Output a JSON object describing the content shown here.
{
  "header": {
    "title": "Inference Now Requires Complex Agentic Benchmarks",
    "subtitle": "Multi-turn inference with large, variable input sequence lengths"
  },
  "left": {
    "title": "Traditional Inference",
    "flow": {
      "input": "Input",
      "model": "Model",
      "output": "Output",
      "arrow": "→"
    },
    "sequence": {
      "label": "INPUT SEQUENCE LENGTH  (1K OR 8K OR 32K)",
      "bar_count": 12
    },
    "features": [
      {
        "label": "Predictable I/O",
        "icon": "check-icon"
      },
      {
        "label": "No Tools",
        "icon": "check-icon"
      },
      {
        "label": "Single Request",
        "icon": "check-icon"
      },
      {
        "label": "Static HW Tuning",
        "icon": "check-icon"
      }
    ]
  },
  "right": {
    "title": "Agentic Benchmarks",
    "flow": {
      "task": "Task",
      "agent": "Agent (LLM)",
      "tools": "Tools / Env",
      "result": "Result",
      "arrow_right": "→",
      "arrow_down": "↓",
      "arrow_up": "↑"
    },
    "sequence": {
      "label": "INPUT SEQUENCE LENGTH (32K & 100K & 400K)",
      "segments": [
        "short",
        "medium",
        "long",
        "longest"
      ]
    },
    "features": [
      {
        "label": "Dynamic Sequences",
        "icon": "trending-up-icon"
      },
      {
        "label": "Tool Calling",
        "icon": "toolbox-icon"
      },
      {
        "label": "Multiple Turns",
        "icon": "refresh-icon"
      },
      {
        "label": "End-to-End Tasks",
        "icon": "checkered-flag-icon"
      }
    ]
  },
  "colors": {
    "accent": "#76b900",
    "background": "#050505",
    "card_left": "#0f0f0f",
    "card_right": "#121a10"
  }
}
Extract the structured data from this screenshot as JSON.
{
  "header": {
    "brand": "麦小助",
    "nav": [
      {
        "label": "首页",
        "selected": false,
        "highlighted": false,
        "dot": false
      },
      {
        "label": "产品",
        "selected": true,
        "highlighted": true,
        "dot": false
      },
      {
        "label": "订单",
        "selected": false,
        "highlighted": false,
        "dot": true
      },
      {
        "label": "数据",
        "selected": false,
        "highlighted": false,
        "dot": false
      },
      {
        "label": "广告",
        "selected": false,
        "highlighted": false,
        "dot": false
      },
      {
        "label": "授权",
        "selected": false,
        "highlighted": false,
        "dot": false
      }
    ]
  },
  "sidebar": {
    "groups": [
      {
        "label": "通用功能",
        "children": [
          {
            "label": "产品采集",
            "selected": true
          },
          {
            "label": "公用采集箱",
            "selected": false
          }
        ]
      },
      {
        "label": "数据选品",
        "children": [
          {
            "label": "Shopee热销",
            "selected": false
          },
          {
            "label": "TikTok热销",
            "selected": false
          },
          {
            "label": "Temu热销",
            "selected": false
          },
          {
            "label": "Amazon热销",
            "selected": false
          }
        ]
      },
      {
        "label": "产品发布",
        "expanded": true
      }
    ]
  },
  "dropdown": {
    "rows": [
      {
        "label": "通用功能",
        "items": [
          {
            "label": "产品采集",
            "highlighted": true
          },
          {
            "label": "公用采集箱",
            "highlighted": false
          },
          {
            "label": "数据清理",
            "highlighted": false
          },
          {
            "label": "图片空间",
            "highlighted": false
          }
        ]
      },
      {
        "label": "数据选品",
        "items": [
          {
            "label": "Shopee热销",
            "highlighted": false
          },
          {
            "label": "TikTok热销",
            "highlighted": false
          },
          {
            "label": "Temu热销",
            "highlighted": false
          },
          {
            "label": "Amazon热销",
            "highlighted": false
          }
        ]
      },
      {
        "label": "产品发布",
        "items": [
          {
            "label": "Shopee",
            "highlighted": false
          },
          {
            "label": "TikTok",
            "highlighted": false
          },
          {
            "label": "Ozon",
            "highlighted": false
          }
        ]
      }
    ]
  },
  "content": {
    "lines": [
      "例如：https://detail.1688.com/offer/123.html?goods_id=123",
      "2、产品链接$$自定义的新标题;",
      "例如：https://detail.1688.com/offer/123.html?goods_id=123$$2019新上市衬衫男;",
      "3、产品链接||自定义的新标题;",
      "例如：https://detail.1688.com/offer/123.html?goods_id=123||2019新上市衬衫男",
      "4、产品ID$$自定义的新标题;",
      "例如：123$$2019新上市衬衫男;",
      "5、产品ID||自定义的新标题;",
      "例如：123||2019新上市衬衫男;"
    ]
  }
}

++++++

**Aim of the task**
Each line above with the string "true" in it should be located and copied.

**Output**
        "selected": true,
        "highlighted": true,
        "dot": true
            "selected": true
        "expanded": true
            "highlighted": true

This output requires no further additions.